• **What to work on**:
These entries are to be retyped in full, word for word.

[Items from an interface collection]
━━━━━━━━━━━━━━━━━━━━

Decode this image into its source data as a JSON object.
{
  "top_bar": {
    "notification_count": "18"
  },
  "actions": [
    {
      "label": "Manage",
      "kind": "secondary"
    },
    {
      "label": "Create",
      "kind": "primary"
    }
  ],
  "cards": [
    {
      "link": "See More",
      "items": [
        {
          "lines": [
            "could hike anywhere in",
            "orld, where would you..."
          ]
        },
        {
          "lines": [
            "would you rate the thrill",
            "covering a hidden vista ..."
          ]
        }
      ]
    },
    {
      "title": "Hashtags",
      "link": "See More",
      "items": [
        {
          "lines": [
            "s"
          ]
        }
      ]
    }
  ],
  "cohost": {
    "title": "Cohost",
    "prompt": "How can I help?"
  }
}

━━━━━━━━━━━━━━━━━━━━

• **Answer space**:
Decode this image into its source data as a JSON object.
{
  "top_bar": {
    "notification_count": "18"
  },
  "actions": [
    {
      "label": "Manage",
      "kind": "secondary"
    },
    {
      "label": "Create",
      "kind": "primary"
    }
  ],
  "cards": [
    {
      "link": "See More",
      "items": [
        {
          "lines": [
            "could hike anywhere in",
            "orld, where would you..."
          ]
        },
        {
          "lines": [
            "would you rate the thrill",
            "covering a hidden vista ..."
          ]
        }
      ]
    },
    {
      "title": "Hashtags",
      "link": "See More",
      "items": [
        {
          "lines": [
            "s"
          ]
        }
      ]
    }
  ],
  "cohost": {
    "title": "Cohost",
    "prompt": "How can I help?"
  }
}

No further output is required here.